Brett McKay: Well, Ryan, this has been a great conversation. Where can people go to learn more about your work and GMB?
Ryan Hurst: Yeah, very simple, gmb.io. You can also go into Google, whatever you like to use, just type in GMB Fitness, likewise Instagram, Facebook, Twitter, we’re all over the place.
Brett McKay: Fantastic. Well, Ryan Hurst, thanks for your time. It’s been a pleasure.
Ryan Hurst: Thank you so much, sir.
Brett McKay: My guest today was Ryan Hurst. He’s the Head Coach at GMB Fitness. You can find out more information about GMB at gmb.io. Also check out our show notes at aom.is/physical autonomy where you can find links to resources, and we delve deeper into this topic.
Well, that wraps up another edition of The AOM Podcast. Check at our website at artofmanliness.com where you find our podcast archives as well as thousands of articles written over the years about pretty much anything you can think of. And if you’d like to enjoy ad free episodes of The AOM Podcast, you can do so on Stitcher Premium. Head over to stitcherpremium.com, sign up, use code manliness at check out for a free month trial. Once you’re signed up, download the Stitcher app on Android or iOS, and you start enjoying ad-free episodes of The AOM Podcast. And if you haven’t done so already, I’d appreciate it if you take one minute to give us a review on Apple podcast or Stitcher. It helps out a lot. If you’ve done that already, thank you, please consider sharing the show with a friend or a family member who you think will get something out of it. As always, thanks for the continued support.
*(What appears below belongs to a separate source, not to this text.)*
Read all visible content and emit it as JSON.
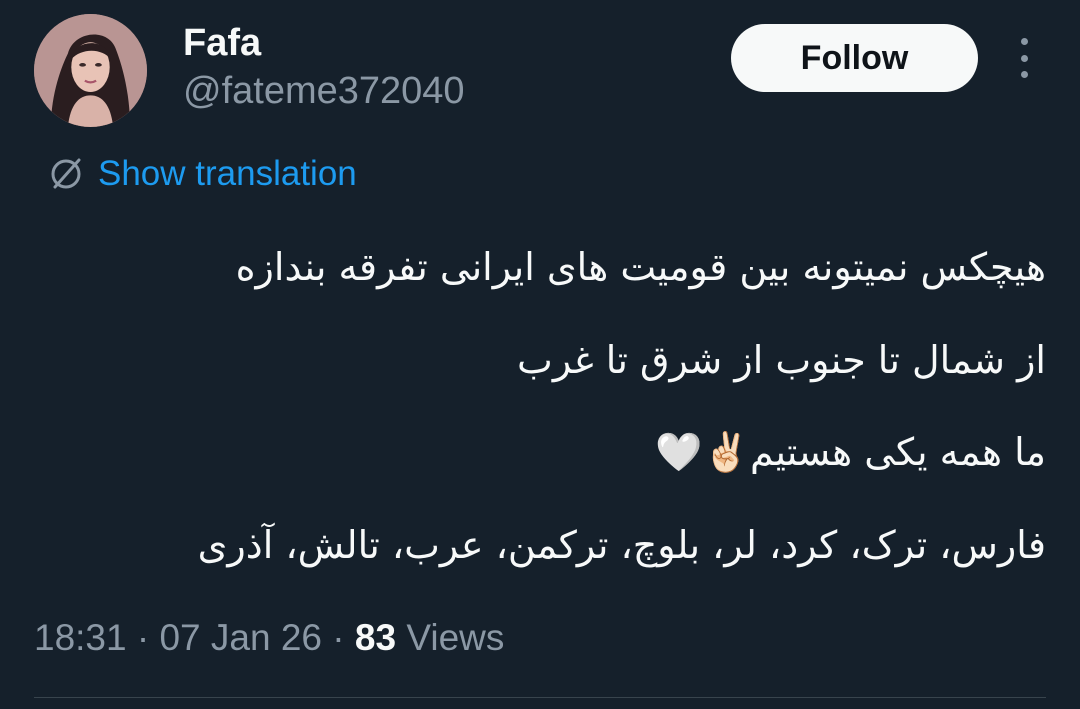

And until next time, this is Brett McKay, reminding you not only to listen to The AOM Podcast, but put what you’ve heard into action.